PLEASANT GROVE — It was with a hearty cheer of “forevermore” that Pleasant Grove’s fantasy theme park finally opened its doors to the public Saturday evening. Actors donned their finest fantasy garb — cloaks, capes, armors and dresses; some with wands and others carrying real-life snakes — as eager visitors shuffled through Evermore Park’s gates for the first time.
But for Ken Bretschneider, the park’s opening signified much more than a mere beginning. It was the culmination of many years of hard work and imagination.
“It’s a dream come true,” said Bretschneider, the park's founder and CEO. “It's been a lifelong deal for me. Over the last five years, I put my entire life into this.”
With the park now open, visitors can explore a world straight out of a fantasy novel. A dirt path winds through a haunted garden, a creepy crypt and a ghostly graveyard in the shadow of a stone-brick mausoleum. Running into fantastical characters along this path is a guarantee — knights, goblins, fauns, fortunetellers and witches, to name just a few.

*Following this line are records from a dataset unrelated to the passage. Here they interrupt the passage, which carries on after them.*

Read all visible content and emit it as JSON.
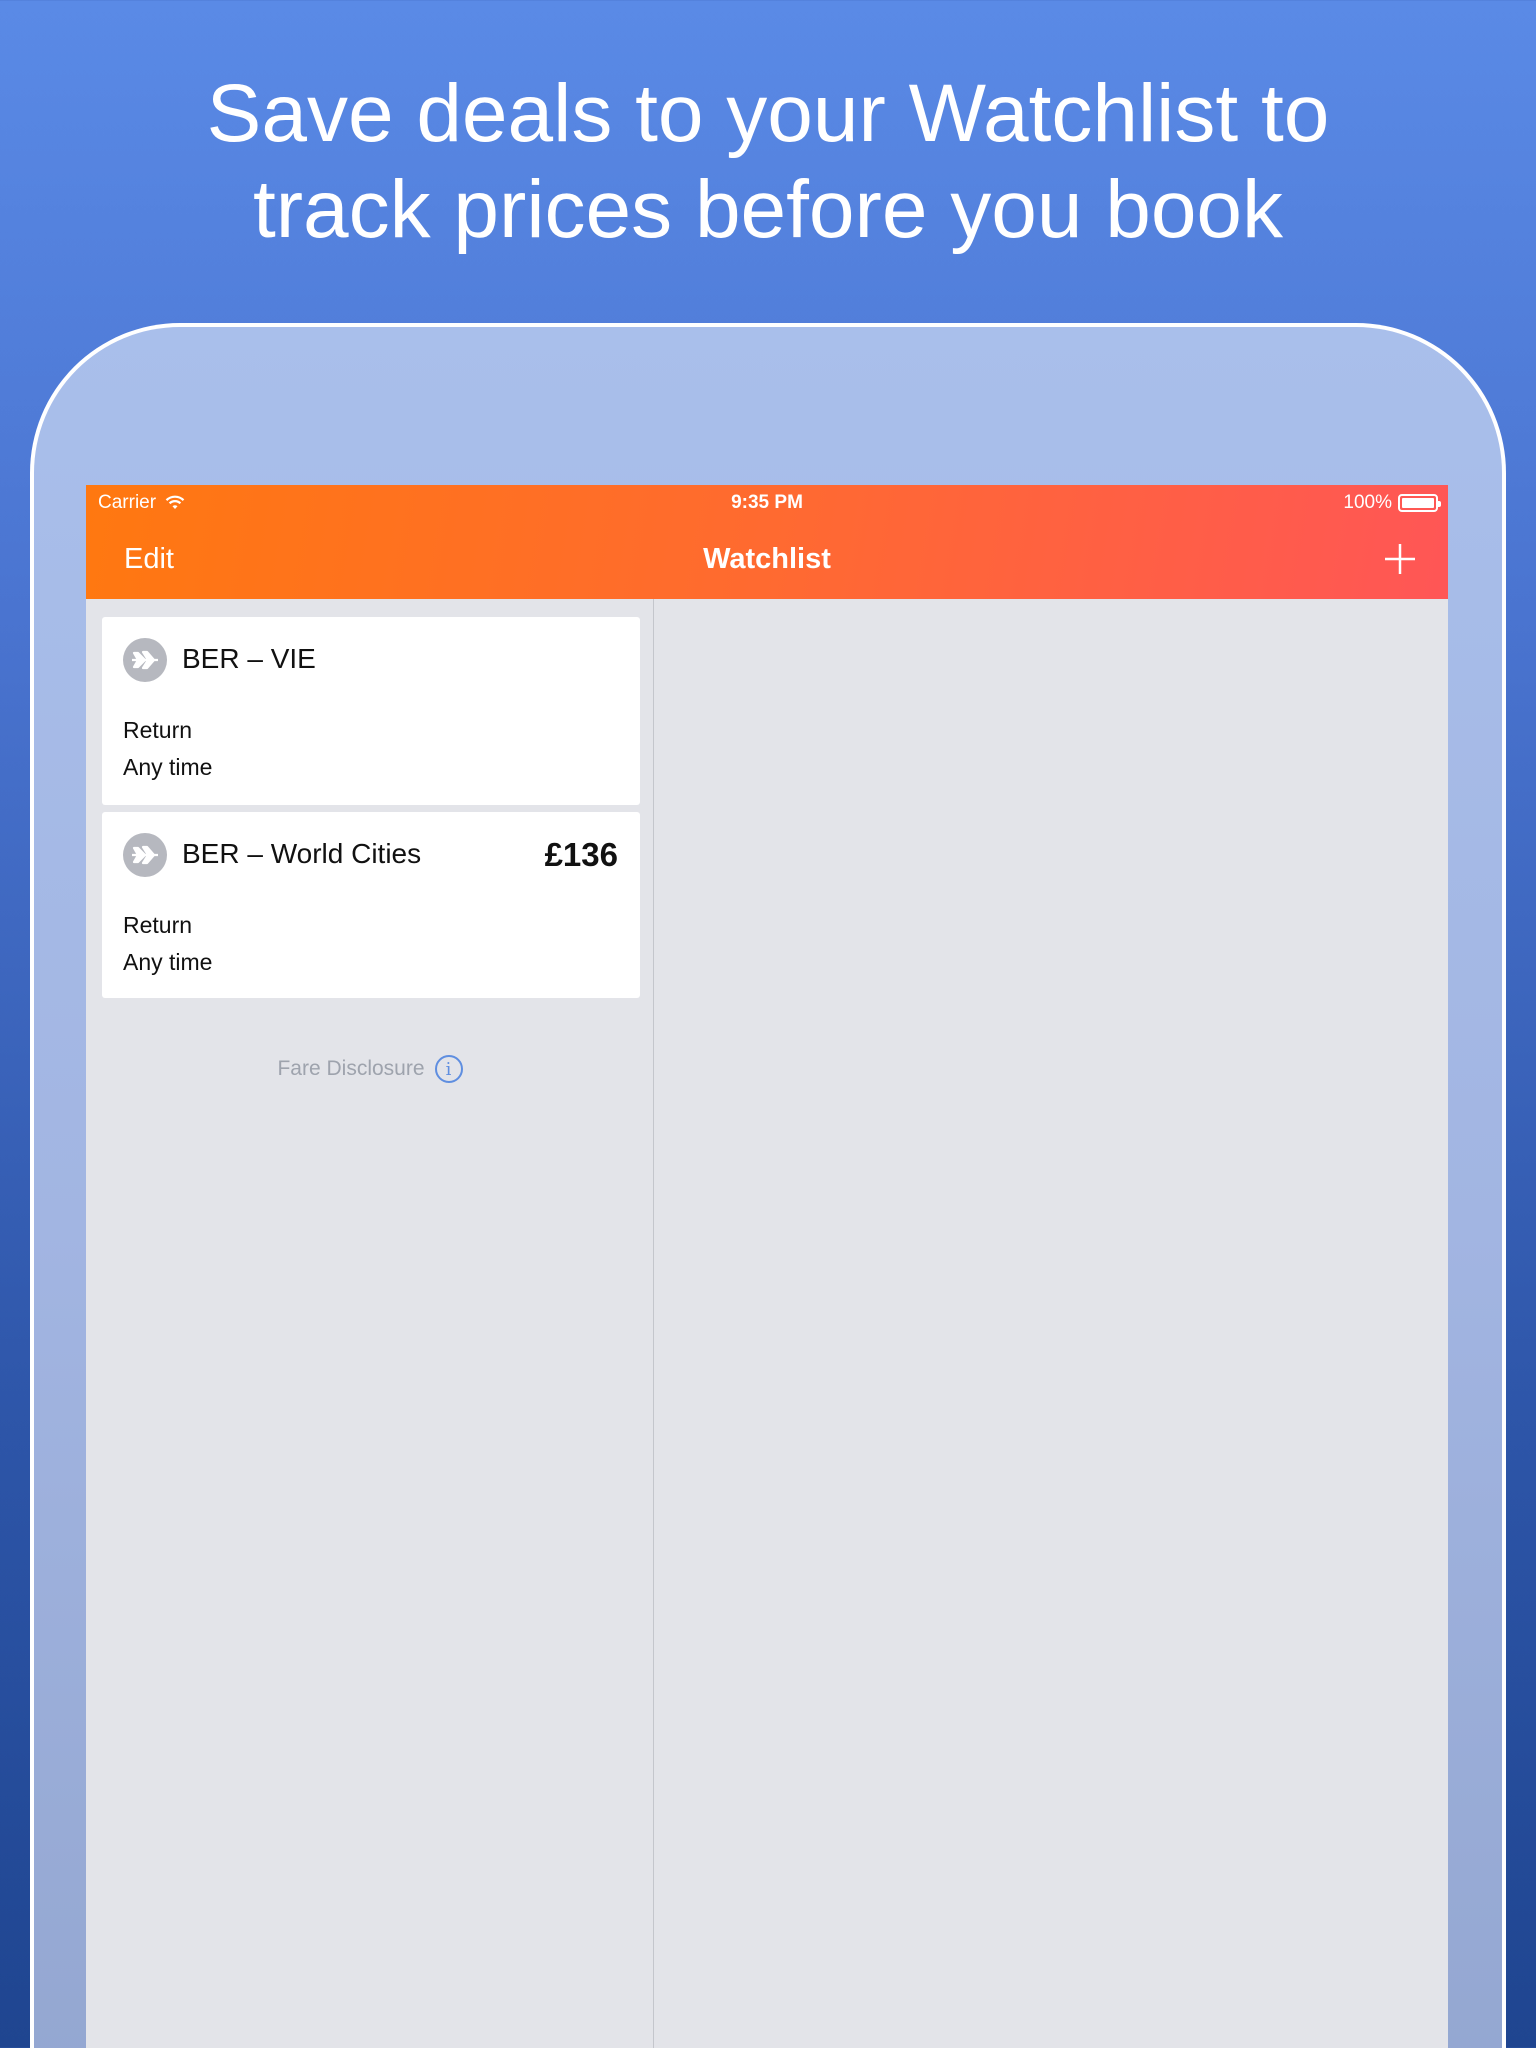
{
  "headline": {
    "line1": "Save deals to your Watchlist to",
    "line2": "track prices before you book"
  },
  "status_bar": {
    "carrier": "Carrier",
    "time": "9:35 PM",
    "battery": "100%"
  },
  "nav": {
    "edit_label": "Edit",
    "title": "Watchlist",
    "add_icon": "plus-icon"
  },
  "watchlist": [
    {
      "route": "BER – VIE",
      "price": "",
      "trip_type": "Return",
      "when": "Any time",
      "icon": "plane-icon"
    },
    {
      "route": "BER – World Cities",
      "price": "£136",
      "trip_type": "Return",
      "when": "Any time",
      "icon": "plane-icon"
    }
  ],
  "footer": {
    "fare_disclosure": "Fare Disclosure",
    "info_icon": "info-icon"
  },
  "colors": {
    "background_top": "#5a8ae6",
    "background_bottom": "#1f4590",
    "navbar_start": "#ff7810",
    "navbar_end": "#ff5656",
    "pane_bg": "#e3e4e9",
    "accent_blue": "#5f8ee0"
  }
}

The medieval sets, costumes, actors and props come together to create an immersive experience, offering an escape from everyday life, according to the park’s chief creative officer Josh Shipley.
“The end goal is that … you can come to this place and feel like you’ve traveled to another place and have fun,” Shipley said. “We believe in always having the ability to stay young, to play and enjoy life. So we wanted to create a place that was intended (for that).”
Evermore’s many guests seemed eager to embrace the park’s concept of fun and imagination. Some attendees gave the park's actors a run for their money with their own creative garb — including Utah Attorney General Sean Reyes, who showed up as a “dark knight" in his fanciest armor and helmet. He took his character to heart.
“I am the son of a demigod (and) the most powerful sorceress in this realm,” Reyes said during the opening ceremonies to a chuckling crowd. “We need the gold in your pockets to continue our evil designs. And we need your souls, more importantly, to quench my insatiable thirst.”
Large portions of the park are still under construction, but Evermore intends to grow with its goal in mind: to offer an escape from life’s troubles. The park’s true magic is seen when visitors find that escapism, according to Ben Woodruff, who helps care for the park’s wildlife.
“I love seeing guests come in,” he said. “I (saw) people teary-eyed when they came in. … Jobs are hard, taxes are hard, life is hard — and I love watching people come in and escape that for a bit. It’s beautiful.”